Covering the effect of the across-the-board federal spending cuts does not have to be expensive, and it does not have to take a lot of time. But it does take some smarts and a readiness to do some research. Two pieces this week offer good models to other journalists.

On Tuesday, Amanda Terkel and Sam Stein produced a smart Huffington Post piece about the myths and realities surrounding the federal spending cuts—known as “sequestration”—that began March 1 and are slated to continue through at least Sept. 30, 2014.

They began by pointing to a short piece of stenographic reporting by Zack Southwell for The News Star, Gannett’s paper in Monroe, LA, about a speech by a local Congressman:
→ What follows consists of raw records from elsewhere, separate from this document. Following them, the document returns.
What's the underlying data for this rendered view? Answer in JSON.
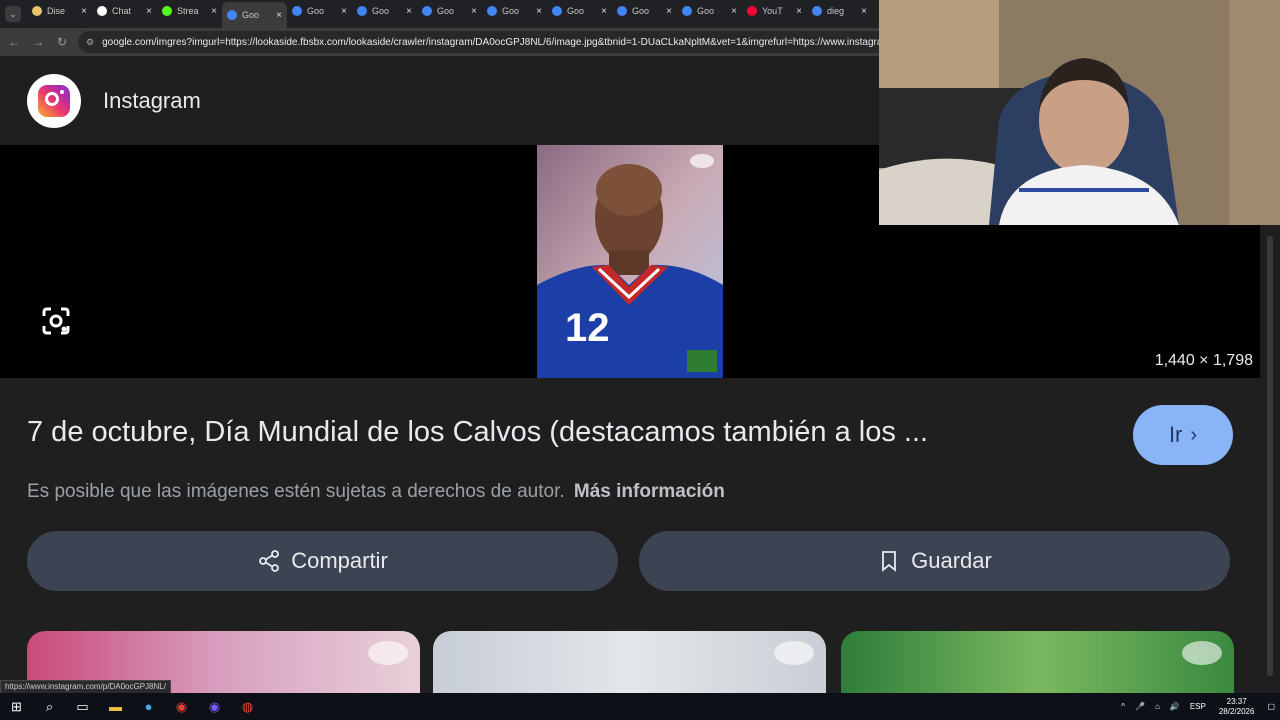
{
  "tabs": [
    {
      "title": "Dise",
      "color": "#e9c46a"
    },
    {
      "title": "Chat",
      "color": "#ffffff"
    },
    {
      "title": "Strea",
      "color": "#53fc18"
    },
    {
      "title": "Goo",
      "color": "#4285f4"
    },
    {
      "title": "Goo",
      "color": "#4285f4"
    },
    {
      "title": "Goo",
      "color": "#4285f4"
    },
    {
      "title": "Goo",
      "color": "#4285f4"
    },
    {
      "title": "Goo",
      "color": "#4285f4"
    },
    {
      "title": "Goo",
      "color": "#4285f4"
    },
    {
      "title": "Goo",
      "color": "#4285f4"
    },
    {
      "title": "Goo",
      "color": "#4285f4"
    },
    {
      "title": "YouT",
      "color": "#ff0033"
    },
    {
      "title": "dieg",
      "color": "#4285f4"
    }
  ],
  "active_tab_index": 3,
  "address": {
    "url": "google.com/imgres?imgurl=https://lookaside.fbsbx.com/lookaside/crawler/instagram/DA0ocGPJ8NL/6/image.jpg&tbnid=1-DUaCLkaNpltM&vet=1&imgrefurl=https://www.instagram.com/"
  },
  "source": {
    "name": "Instagram"
  },
  "viewer": {
    "dimensions": "1,440 × 1,798"
  },
  "result": {
    "title": "7 de octubre, Día Mundial de los Calvos (destacamos también a los ...",
    "go_label": "Ir",
    "copyright_text": "Es posible que las imágenes estén sujetas a derechos de autor.",
    "more_info": "Más información"
  },
  "actions": {
    "share": "Compartir",
    "save": "Guardar"
  },
  "status_link": "https://www.instagram.com/p/DA0ocGPJ8NL/",
  "tray": {
    "lang": "ESP",
    "time": "23:37",
    "date": "28/2/2026"
  },
  "colors": {
    "accent": "#8ab4f8",
    "button_bg": "#3c4352",
    "page_bg": "#1f1f1f"
  }
}
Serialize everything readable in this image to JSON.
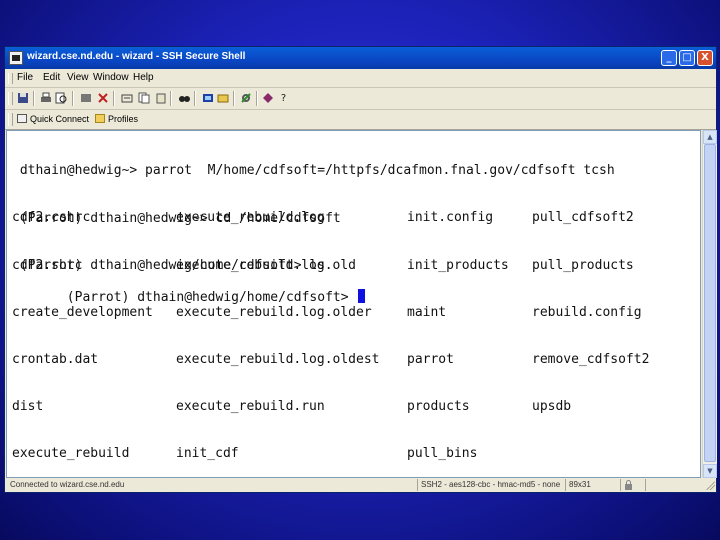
{
  "window": {
    "title": "wizard.cse.nd.edu - wizard - SSH Secure Shell",
    "buttons": {
      "minimize": "_",
      "maximize": "□",
      "close": "X"
    }
  },
  "menu": [
    "File",
    "Edit",
    "View",
    "Window",
    "Help"
  ],
  "toolbar_icons": [
    "save-icon",
    "print-icon",
    "print-preview-icon",
    "copy-icon",
    "paste-icon",
    "undo-icon",
    "cut-icon",
    "paste-special-icon",
    "find-icon",
    "new-terminal-icon",
    "new-file-transfer-icon",
    "settings-icon",
    "profiles-icon",
    "help-icon"
  ],
  "profile_bar": {
    "quick_connect": "Quick Connect",
    "profiles": "Profiles"
  },
  "terminal": {
    "lines": [
      " dthain@hedwig~> parrot  M/home/cdfsoft=/httpfs/dcafmon.fnal.gov/cdfsoft tcsh",
      " (Parrot) dthain@hedwig~> cd /home/cdfsoft",
      " (Parrot) dthain@hedwig/home/cdfsoft> ls"
    ],
    "ls_columns": [
      [
        "cdf2.cshrc",
        "cdf2.shrc",
        "create_development",
        "crontab.dat",
        "dist",
        "execute_rebuild"
      ],
      [
        "execute_rebuild.log",
        "execute_rebuild.log.old",
        "execute_rebuild.log.older",
        "execute_rebuild.log.oldest",
        "execute_rebuild.run",
        "init_cdf"
      ],
      [
        "init.config",
        "init_products",
        "maint",
        "parrot",
        "products",
        "pull_bins"
      ],
      [
        "pull_cdfsoft2",
        "pull_products",
        "rebuild.config",
        "remove_cdfsoft2",
        "upsdb"
      ]
    ],
    "prompt": " (Parrot) dthain@hedwig/home/cdfsoft> "
  },
  "status": {
    "connection": "Connected to wizard.cse.nd.edu",
    "protocol": "SSH2 - aes128-cbc - hmac-md5 - none",
    "size": "89x31"
  },
  "colors": {
    "desktop": "#1c22b8",
    "titlebar": "#0a46c4",
    "cursor": "#1010e0"
  }
}
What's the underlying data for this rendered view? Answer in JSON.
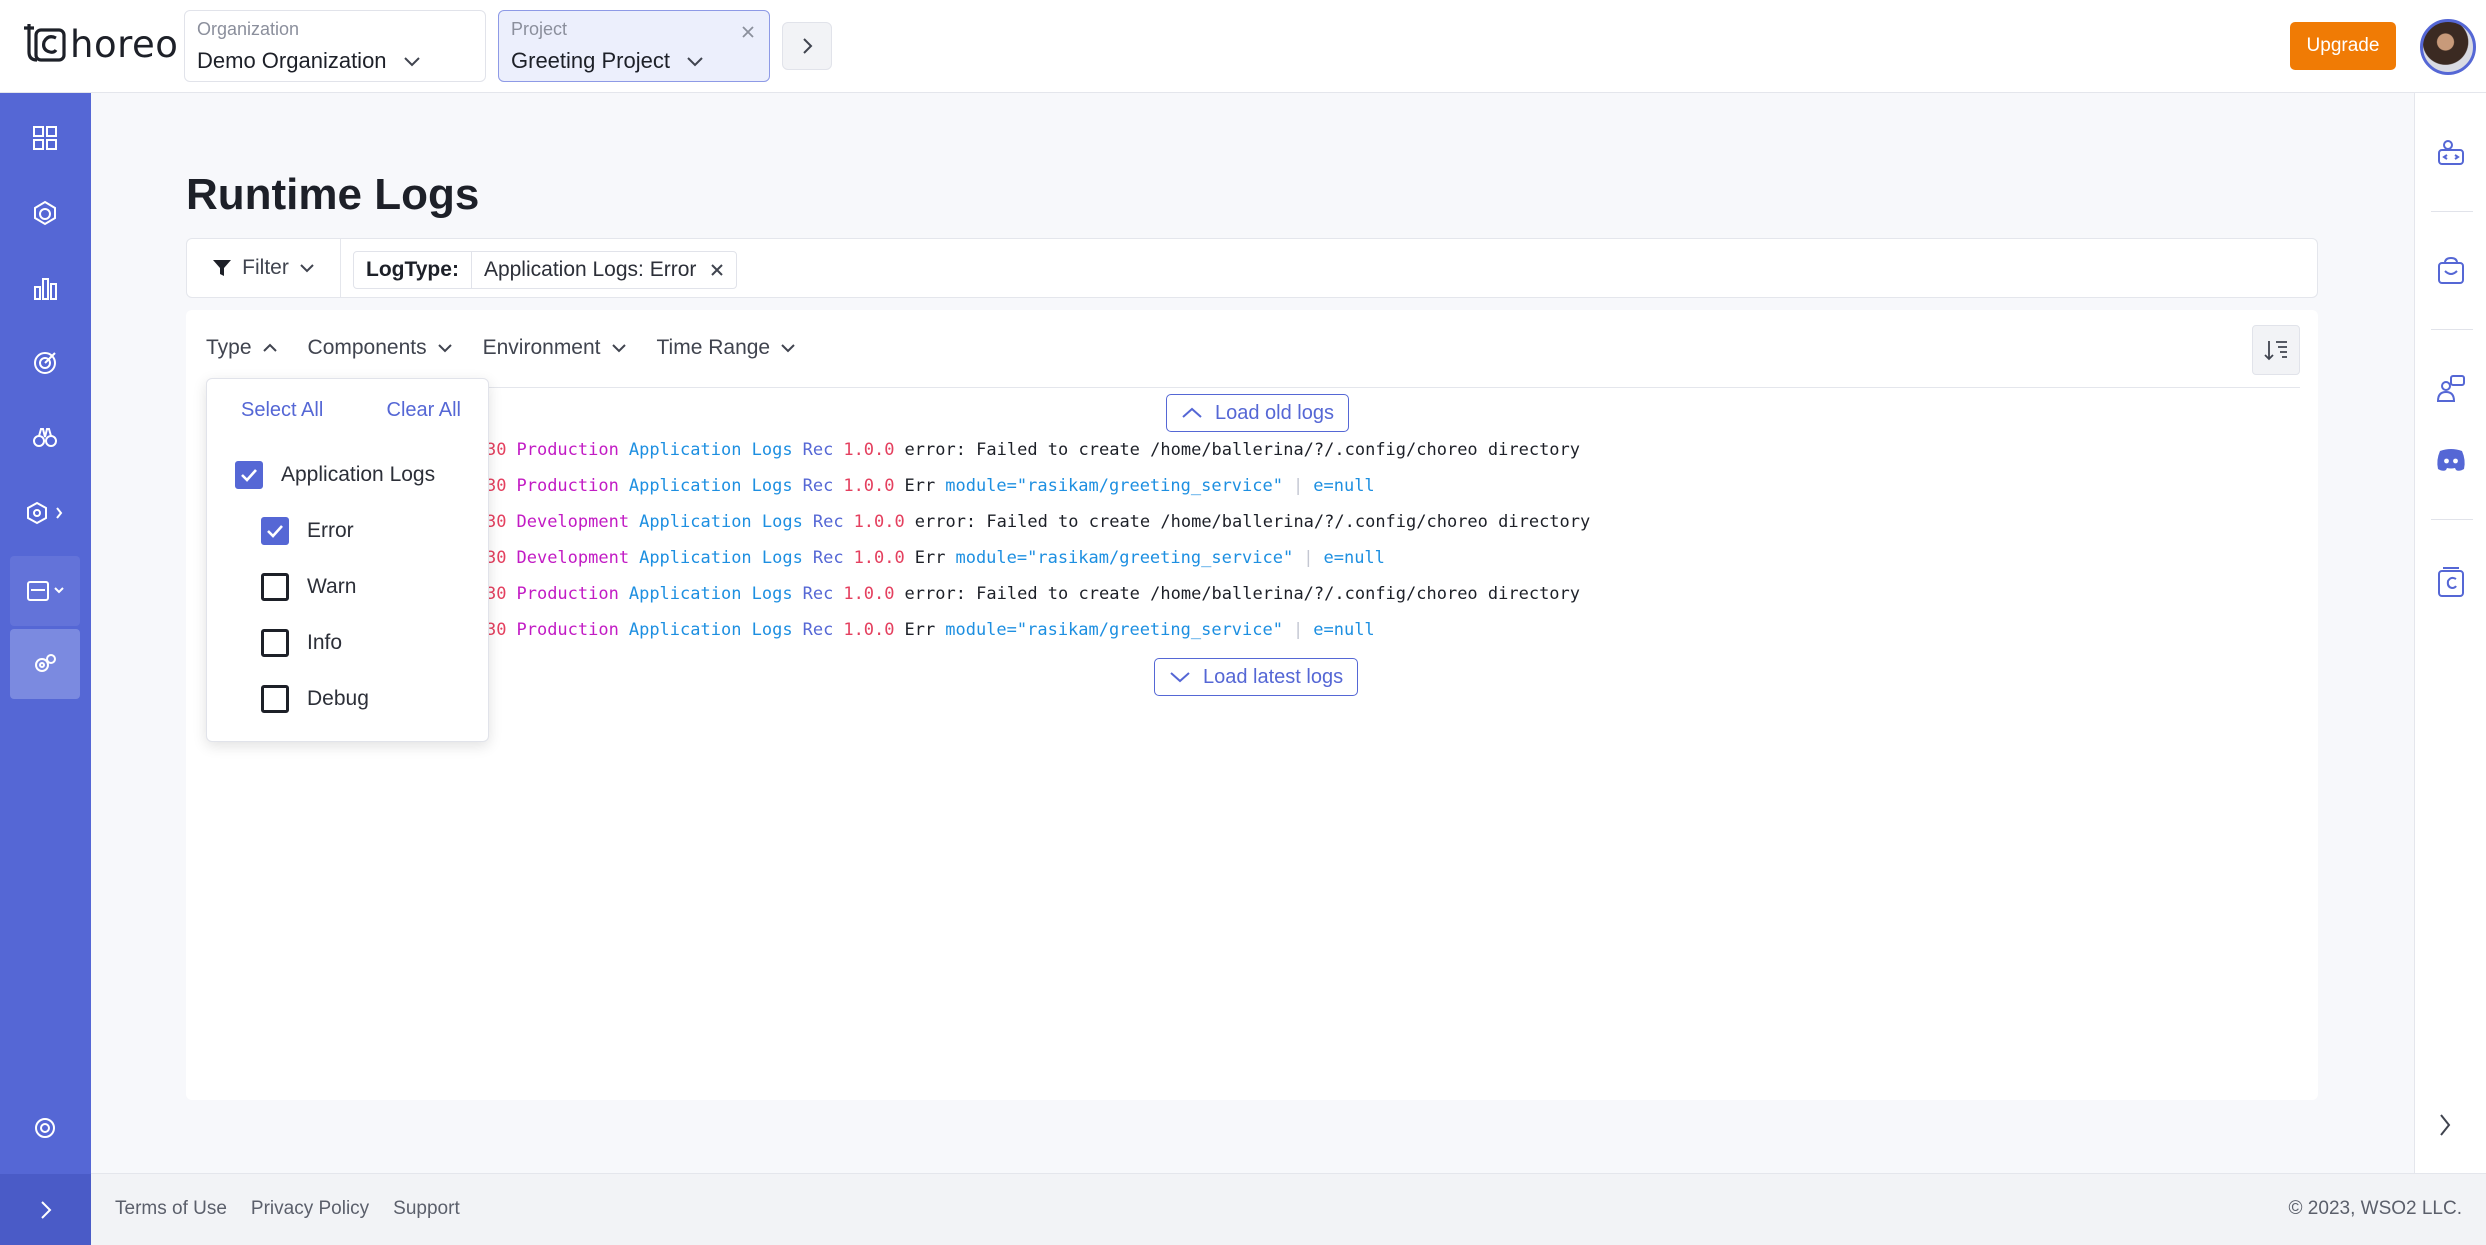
{
  "app": {
    "logo_text": "horeo",
    "upgrade_label": "Upgrade"
  },
  "org_selector": {
    "label": "Organization",
    "value": "Demo Organization"
  },
  "project_selector": {
    "label": "Project",
    "value": "Greeting Project"
  },
  "page": {
    "title": "Runtime Logs"
  },
  "filter_bar": {
    "filter_label": "Filter",
    "chip_key": "LogType:",
    "chip_value": "Application Logs: Error"
  },
  "tabs": [
    "Type",
    "Components",
    "Environment",
    "Time Range"
  ],
  "load_old_label": "Load old logs",
  "load_latest_label": "Load latest logs",
  "logs": [
    {
      "ts": "30",
      "env": "Production",
      "type": "Application Logs",
      "comp": "Rec",
      "ver": "1.0.0",
      "msg": "error: Failed to create /home/ballerina/?/.config/choreo directory",
      "kv": []
    },
    {
      "ts": "30",
      "env": "Production",
      "type": "Application Logs",
      "comp": "Rec",
      "ver": "1.0.0",
      "msg": "Err",
      "kv": [
        "module=\"rasikam/greeting_service\"",
        "e=null"
      ]
    },
    {
      "ts": "30",
      "env": "Development",
      "type": "Application Logs",
      "comp": "Rec",
      "ver": "1.0.0",
      "msg": "error: Failed to create /home/ballerina/?/.config/choreo directory",
      "kv": []
    },
    {
      "ts": "30",
      "env": "Development",
      "type": "Application Logs",
      "comp": "Rec",
      "ver": "1.0.0",
      "msg": "Err",
      "kv": [
        "module=\"rasikam/greeting_service\"",
        "e=null"
      ]
    },
    {
      "ts": "30",
      "env": "Production",
      "type": "Application Logs",
      "comp": "Rec",
      "ver": "1.0.0",
      "msg": "error: Failed to create /home/ballerina/?/.config/choreo directory",
      "kv": []
    },
    {
      "ts": "30",
      "env": "Production",
      "type": "Application Logs",
      "comp": "Rec",
      "ver": "1.0.0",
      "msg": "Err",
      "kv": [
        "module=\"rasikam/greeting_service\"",
        "e=null"
      ]
    }
  ],
  "type_dropdown": {
    "select_all": "Select All",
    "clear_all": "Clear All",
    "options": [
      {
        "label": "Application Logs",
        "checked": true
      },
      {
        "label": "Error",
        "checked": true
      },
      {
        "label": "Warn",
        "checked": false
      },
      {
        "label": "Info",
        "checked": false
      },
      {
        "label": "Debug",
        "checked": false
      }
    ]
  },
  "footer": {
    "links": [
      "Terms of Use",
      "Privacy Policy",
      "Support"
    ],
    "copyright": "© 2023, WSO2 LLC."
  },
  "colors": {
    "brand": "#5567d5",
    "upgrade": "#f07b05"
  }
}
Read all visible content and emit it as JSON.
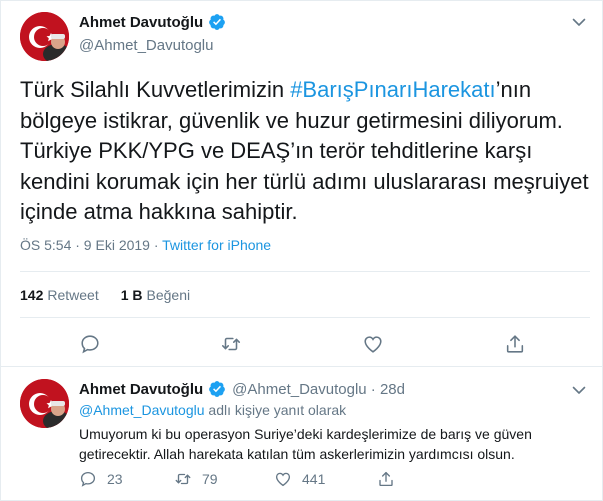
{
  "main_tweet": {
    "display_name": "Ahmet Davutoğlu",
    "handle": "@Ahmet_Davutoglu",
    "text_before": "Türk Silahlı Kuvvetlerimizin ",
    "hashtag": "#BarışPınarıHarekatı",
    "text_after": "’nın bölgeye istikrar, güvenlik ve huzur getirmesini diliyorum. Türkiye PKK/YPG ve DEAŞ’ın terör tehditlerine karşı kendini korumak için her türlü adımı uluslararası meşruiyet içinde atma hakkına sahiptir.",
    "timestamp": "ÖS 5:54 · 9 Eki 2019 · ",
    "source": "Twitter for iPhone",
    "retweet_count": "142",
    "retweet_label": "Retweet",
    "like_count": "1 B",
    "like_label": "Beğeni"
  },
  "reply_tweet": {
    "display_name": "Ahmet Davutoğlu",
    "handle_date": "@Ahmet_Davutoglu · 28d",
    "replying_mention": "@Ahmet_Davutoglu",
    "replying_suffix": " adlı kişiye yanıt olarak",
    "text": "Umuyorum ki bu operasyon Suriye’deki kardeşlerimize de barış ve güven getirecektir. Allah harekata katılan tüm askerlerimizin yardımcısı olsun.",
    "reply_count": "23",
    "retweet_count": "79",
    "like_count": "441"
  },
  "icons": [
    "verified-badge-icon",
    "chevron-down-icon",
    "reply-icon",
    "retweet-icon",
    "like-icon",
    "share-icon"
  ],
  "colors": {
    "link": "#1b95e0",
    "secondary_text": "#657786",
    "primary_text": "#14171a",
    "divider": "#e6ecf0",
    "avatar_red": "#c1121f"
  }
}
Rep. Rodney Alexander, R-Quitman, acknowledged the limited effects of the federal sequestration, despite the preconceived notion they would be worse. … Alexander said sequestration has not been as devastating as once perceived.

Terkel and Stein present this as an example of the emerging “article of faith” that warnings about the budget cuts were overblown. This line of thinking holds, they write, that “the economy was supposed to be brought to its knees by the $85 billion in cuts. Instead, we trudge along in a new normal.”

Then they continue:

This is a dramatic misunderstanding of what’s actually happening. The grips of sequestration are just now beginning to be felt and the effects are already quite dramatic.

Organizations and companies have begun laying off workers, while many more have decided not to staff vacant positions. Schools on military bases are contemplating four-day weekly schedules. Food pantries have closed, as have centers that provide health services. Farmers have been forced to go without milk production information, causing alarm in the dairy industry and the potential of higher milk prices. Workers at missile-testing fields are facing job losses. Federal courts have closed on Fridays. Public Broadcasting transmitters have been shut down. Even luxury cruises are feeling the pinch, with passengers forced to wait hours before debarking because of delays at Customs and Immigration. Yes, sequestration is creating the possibility of another poop cruise.

To back up these claims, the HuffPost writers offer interviews with representatives of a handful of directly affected agencies and services—and then they link to an even 100 stories from the prior week, culled from local newspapers, TV stations, hyperlocal sites, and business-press outlets, about the impact of the budget cuts in communities around the country. That’s smart (and low-cost) reporting, an excellent example of how to make use of the work of others in a way that credits that work.

It’s also evidence that one claim made by Terkel and Stein at the top of their piece—that “the media have lost interest” in the sequestration story—isn’t entirely true. Elite national media may have moved on, but the impact of sequestration has been covered in many local outlets. (This is an observation that BuzzFeed’s Andrew Kaczyinski has made before.)

Another bit of smart sequestration reporting came from Sarah Kliff of the Washington Post’s “Wonkblog,” who wrote a compelling story Wednesday about how some cancer patients were being denied chemotherapy treatment because of the cuts:

Cancer clinics across the country have begun turning away thousands of Medicare patients, blaming the sequester budget cuts.

Oncologists say the reduced funding, which took effect for Medicare on April 1, makes it impossible to administer expensive chemotherapy drugs while staying afloat financially.

Patients at these clinics would need to seek treatment elsewhere, such as at hospitals that might not have the capacity to accommodate them.

Medicare was partially shielded from the sequester, Kliff explained, but the portion of the program that pays for chemotherapy drugs was subject to a 2 percent cut. Since the government already limits what community oncologists can charge for the drugs—they’re allowed a small markup on the average sales price, to cover overhead—and the centers don’t have any control over the price they way for the drugs, even the smaller reduction in Medicare payments was enough to make chemotherapy a money loser.

What happened next demonstrates why careful and thorough reporting that includes reading the laws and regulations at issue matters.

David Cay Johnston covers fiscal and budget matters for CJR’s United States Project. He is a reporter with 46 years of experience, including 13 at The New York Times; a columnist for Tax Analysts; teaches tax and regulatory law at Syracuse University Law School; and is president of Investigative Reporters & Editors (IRE). Follow him on Twitter @DavidCayJ.